June 9, 2024 By

Understanding the Cause of Cleft Earlobe and Its Treatment

Earlobes are among the most distinctive parts of the human anatomy. Thermoregulation, communication, and aesthetics are just a few of their various roles. However, some individuals are born with or develop unusual shapes or odd structures in their earlobes, such as a cleft, which can affect their appearance and even their hearing ability. In this article, we will explore the causes of cleft earlobe and the microtia ear surgery procedure as a possible treatment.

What Causes a Cleft Earlobe?

Cleft earlobe, commonly known as split earlobe or earlobe crease, is a condition where a line or groove divides the earlobe, partially or completely. The exact cause of cleft earlobe remains unclear. It’s often associated with aging, wear and tear from heavy earrings, or traumatic injury. However, there are also arguments about it being an inherited trait. In rare instances, a cleft earlobe might signal a developmental problem such as microtia, a condition where the outer part of the ear is underdeveloped at birth.

Microtia and Its Impact on Ear Structure

Microtia is a congenital condition, affecting roughly one in every 8,000 to 10,000 births globally. Infants with microtia typically have a small, underdeveloped outer ear that may be malformed or even absent. A cleft earlobe can sometimes be a feature of microtia.

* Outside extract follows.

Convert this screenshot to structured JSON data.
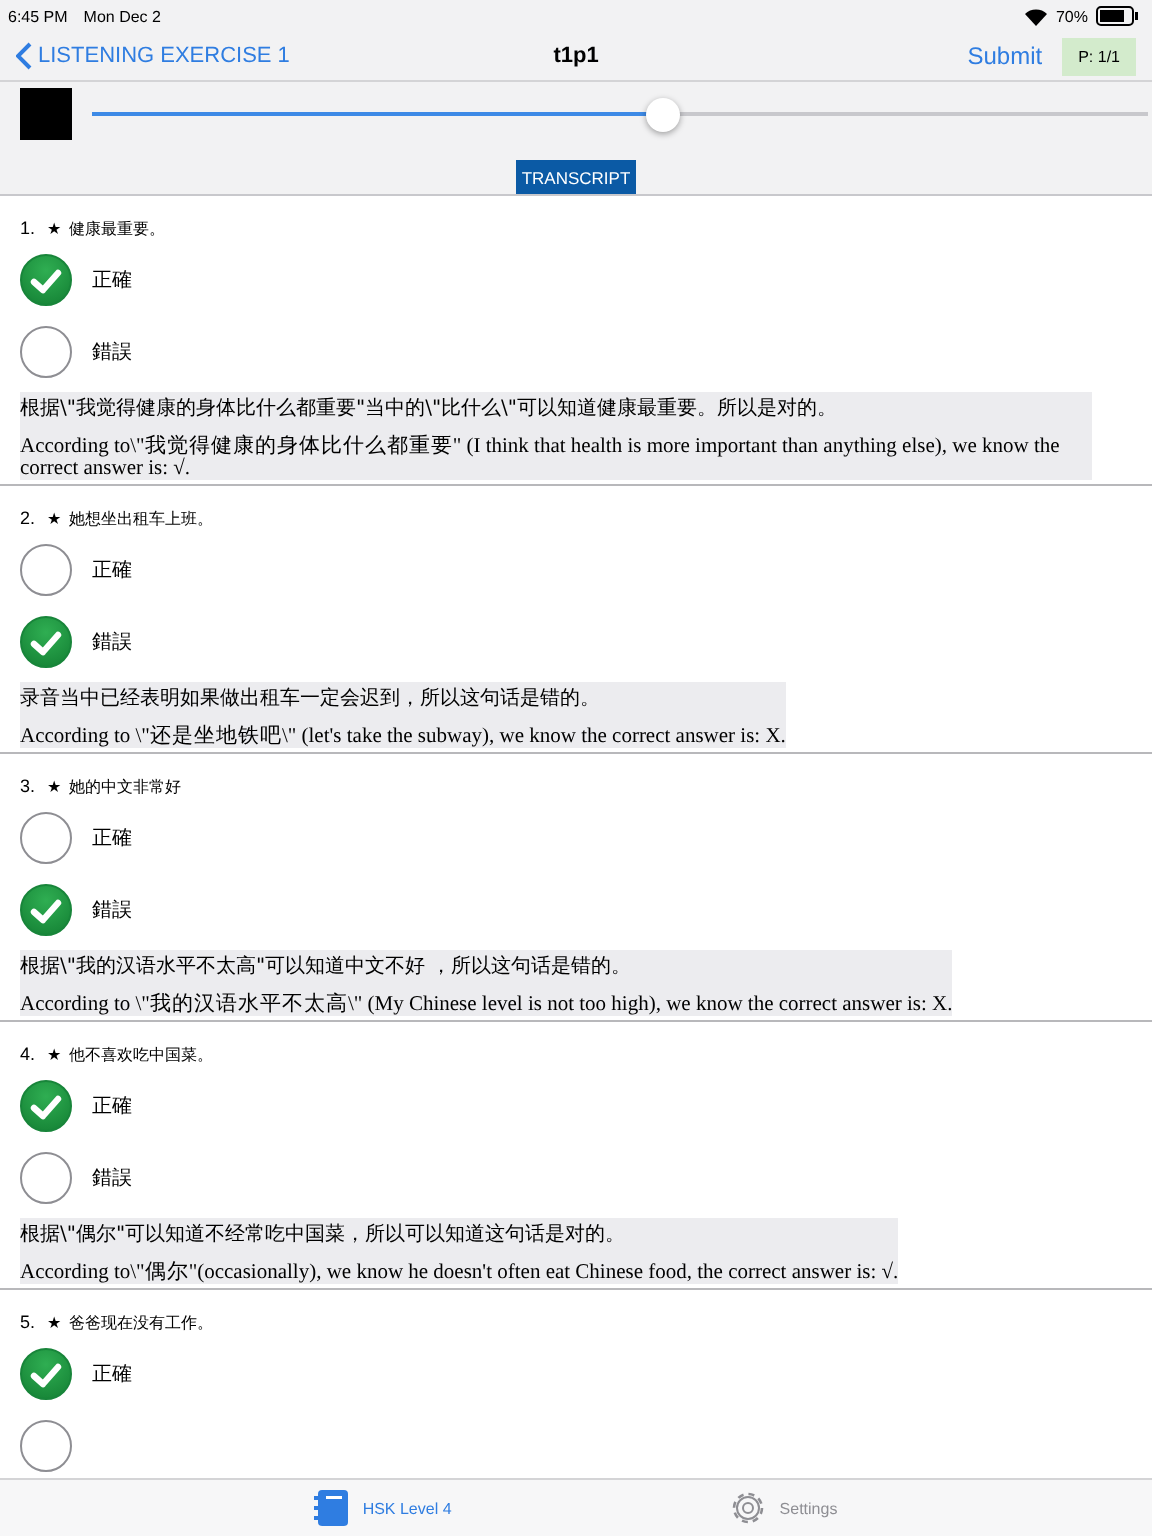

The presence of a cleft earlobe in a baby may indicate possible hearing impairments, as microtia often accompanies these issues. Aside from the aesthetic appearance, this is a significant concern as it can lead to developmental and learning problems if not addressed timely.

Addressing Cleft Earlobe Through the Microtia Ear Surgery Procedure

Thankfully, treatments are available for conditions such as cleft earlobe. One of the most common surgical procedures used to rectify the condition is the microtia ear surgery procedure. While mainly aimed at reconstructing underdeveloped or absent outer ears, it can also correct a cleft earlobe when present.

The procedure involves a detailed and carefully performed operation to reshape and restructure the ear. The surgeon typically uses cartilage from other parts of the body, such as the rib, creating a framework for the new ear. This framework is then covered with skin from the area around the ear. In some cases, synthetic materials may be used to replace natural cartilage.

The goal of the surgery is not only to improve the ear’s appearance but also to enhance the hearing ability, which is often impaired in patients with microtia. After surgery, most patients report satisfactory results both aesthetically and functionally.


Despite the mystery surrounding its cause, it’s important to remember that a cleft earlobe is typically an aesthetic and sometimes medical concern that can be addressed effectively. Treatments such as the microtia ear surgery procedure offer a sense of hope for those affected, providing them with improved self-esteem and a better quality of life. However, this procedure should ideally be performed by an experienced and skilled surgeon to ensure the best possible outcome.

In conclusion, having a thorough understanding of a cleft earlobe, its possible causes, and the available treatments can empower those affected and their caregivers to make educated decisions about their healthcare. Whether the cause is genetic, age-related, or related to other conditions such as microtia, there are solutions available to help those individuals lead a normal and fulfilling life.